  The 4-voiced fugue has a subject that is two measures long. This subject is repeated many times throughout, and Bach manipulates this subject by inverting it, that is the notes of the subject go in the opposite direction as the original. When the notes go down in the original, they would go up an equal distance in the inversion. That is a very simplistic explanation and not exactly accurate in all cases, but it does give the listener a general idea of one of the many ways Bach created variety and interest within a fugue:

Subject D Minor Fugue

Inversion of Subject
In the next to the last measure of the fugue, dotted half note D's are held while thirds in contrary motion lead to the ending in D major.

Monday, November 2, 2015

Haydn - Piano Trio In G Major, No. 39 'Gypsy' Hob.XV:25

Near the end of  Haydn's second trip to London in 1795, he composed three piano trios. Piano Trio No. 39 In G Major was the 2nd one of this set which was dedicated to Rebecca Schroeter, a widow that lived in London. Haydn had met her on his first trip to London when she requested music lessons from him.

Despite Rebecca being twenty years younger, she soon fell in love with Haydn, as she had previously done with Johann Schroeter, a German composer and pianist that she married 16 years before. There were numerous letters back and forth between the two and Haydn had dinner with her at every opportunity. There was no possibility of marriage between the two as Haydn was already married (in what traditionally has been considered an unhappy one) and divorce was not allowed by the church.

Haydn wrote 45 piano trios in his life. His first trio was written in 1760, the beginning of the Classical era of music that saw the obsolescence of the basso continuo in favor of separate parts for specific instruments. Even with that, the piano dominates as the titles reflect with the piano being the first instrument mentioned: trios for piano, violin and cello. The violin accompanies and on occasion has the melody trusted to it while the cello mainly reinforces the bass line.

But this doesn't mean Haydn's piano trios are fluff. The early ones are simpler in texture and are more like serenades, but Haydn's imagination and skill is used to good effect, especially in the later piano trios. Piano Trio No. 39 is in 3 movements:

Rebecca Schroeter
I. Andante -  The first movement is not in sonata form, but rather a set of variations on a simple theme that is stated by the piano and violin while the cello doubles the bass.
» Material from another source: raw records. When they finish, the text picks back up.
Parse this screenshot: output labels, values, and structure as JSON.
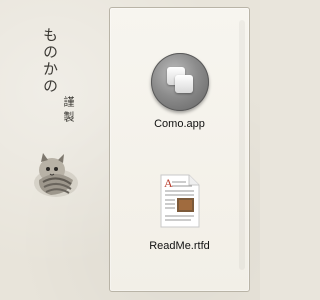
{
  "branding": {
    "title": "ものかの",
    "subtitle": "謹製"
  },
  "window": {
    "items": [
      {
        "label": "Como.app",
        "icon": "app-icon"
      },
      {
        "label": "ReadMe.rtfd",
        "icon": "rich-text-document-icon"
      }
    ]
  },
  "colors": {
    "background": "#e8e4da",
    "pane": "#f4f1ea"
  }
}
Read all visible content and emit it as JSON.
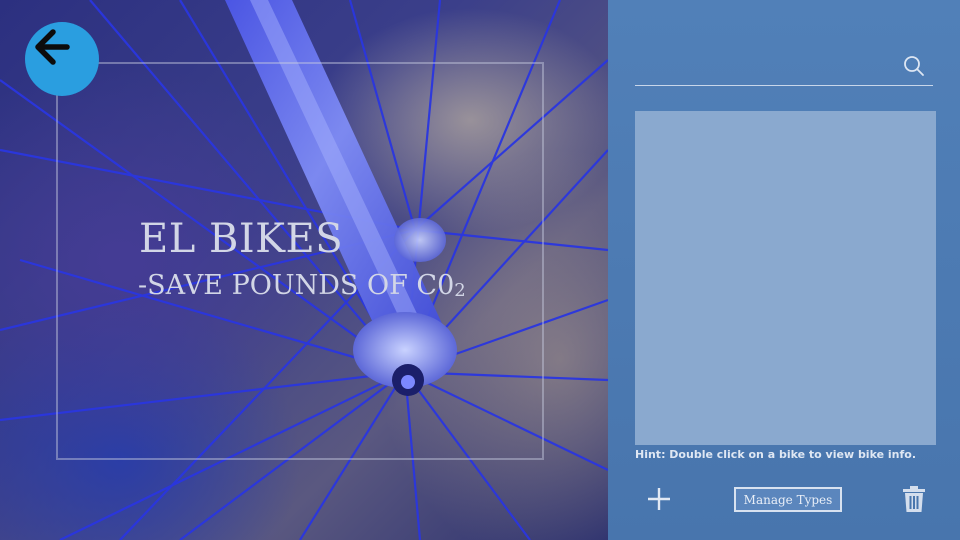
{
  "hero": {
    "title": "EL BIKES",
    "subtitle_main": "-SAVE POUNDS OF C0",
    "subtitle_sub": "2"
  },
  "navigation": {
    "back_icon": "arrow-left-icon"
  },
  "panel": {
    "search": {
      "value": "",
      "placeholder": "",
      "icon": "search-icon"
    },
    "bike_list": [],
    "hint": "Hint: Double click on a bike to view bike info.",
    "actions": {
      "add_icon": "plus-icon",
      "manage_types_label": "Manage Types",
      "delete_icon": "trash-icon"
    }
  },
  "colors": {
    "panel_bg": "#4a76ad",
    "list_bg": "#8aa9cf",
    "back_button": "#2a9ee0"
  }
}
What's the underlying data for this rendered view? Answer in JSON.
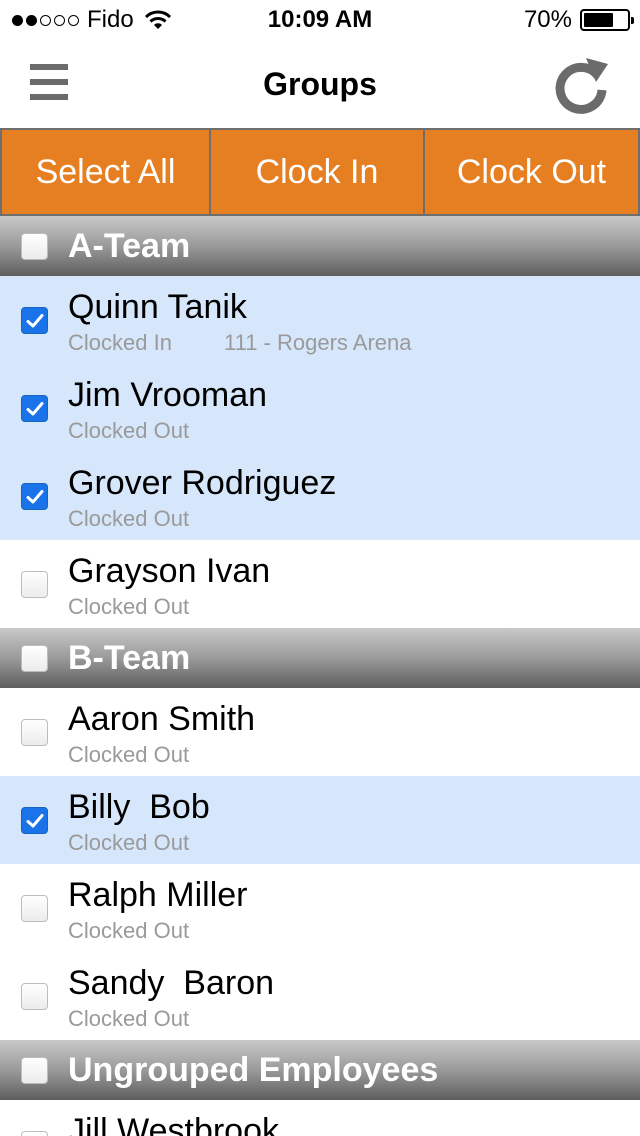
{
  "status_bar": {
    "carrier": "Fido",
    "time": "10:09 AM",
    "battery": "70%",
    "battery_level": 0.7,
    "signal_strength": 2
  },
  "nav": {
    "title": "Groups",
    "menu_icon": "hamburger-menu-icon",
    "refresh_icon": "refresh-icon"
  },
  "actions": {
    "select_all": "Select All",
    "clock_in": "Clock In",
    "clock_out": "Clock Out"
  },
  "colors": {
    "accent_orange": "#e67e22",
    "selected_row": "#d6e6fb",
    "checkbox_blue": "#1a73e8"
  },
  "groups": [
    {
      "name": "A-Team",
      "checked": false,
      "employees": [
        {
          "name": "Quinn Tanik",
          "status": "Clocked In",
          "location": "111 - Rogers Arena",
          "checked": true
        },
        {
          "name": "Jim Vrooman",
          "status": "Clocked Out",
          "location": "",
          "checked": true
        },
        {
          "name": "Grover Rodriguez",
          "status": "Clocked Out",
          "location": "",
          "checked": true
        },
        {
          "name": "Grayson Ivan",
          "status": "Clocked Out",
          "location": "",
          "checked": false
        }
      ]
    },
    {
      "name": "B-Team",
      "checked": false,
      "employees": [
        {
          "name": "Aaron Smith",
          "status": "Clocked Out",
          "location": "",
          "checked": false
        },
        {
          "name": "Billy  Bob",
          "status": "Clocked Out",
          "location": "",
          "checked": true
        },
        {
          "name": "Ralph Miller",
          "status": "Clocked Out",
          "location": "",
          "checked": false
        },
        {
          "name": "Sandy  Baron",
          "status": "Clocked Out",
          "location": "",
          "checked": false
        }
      ]
    },
    {
      "name": "Ungrouped Employees",
      "checked": false,
      "employees": [
        {
          "name": "Jill Westbrook",
          "status": "",
          "location": "",
          "checked": false
        }
      ]
    }
  ]
}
The variations alternate between major and minor modes. The andante tempo is held throughout, but the shorter note values of the final variations give the illusion of a faster pace.

II. Poco adagio, cantabile -  The gentle second movement is in E major. After the initial statement of the theme by the piano, the violin gets the spotlight in the middle section as the piano and cello accompany.

III. Rondo a l'Ongarese: Presto - After two gentler movements, the finale begins in a breakneck presto tempo.  Haydn was the first well known composer to use music based on Hungarian tunes in his compositions, which became something of a fad a few decades later. These tunes aren't so much Hungarian but were derived from itinerant Gypsy musicians who were prevalent in Hungary. Haydn would have come in contact with these Gypsy musicians during his tenure as Music Director at Eszterháza Castle where Gypsy musicians often played. This is some of Haydn's most recognizable music and has been transcribed for other combinations as well as solo piano. The movement is a heavily accented, fierce Gypsy dance that shifts from major to minor that is over in a flash.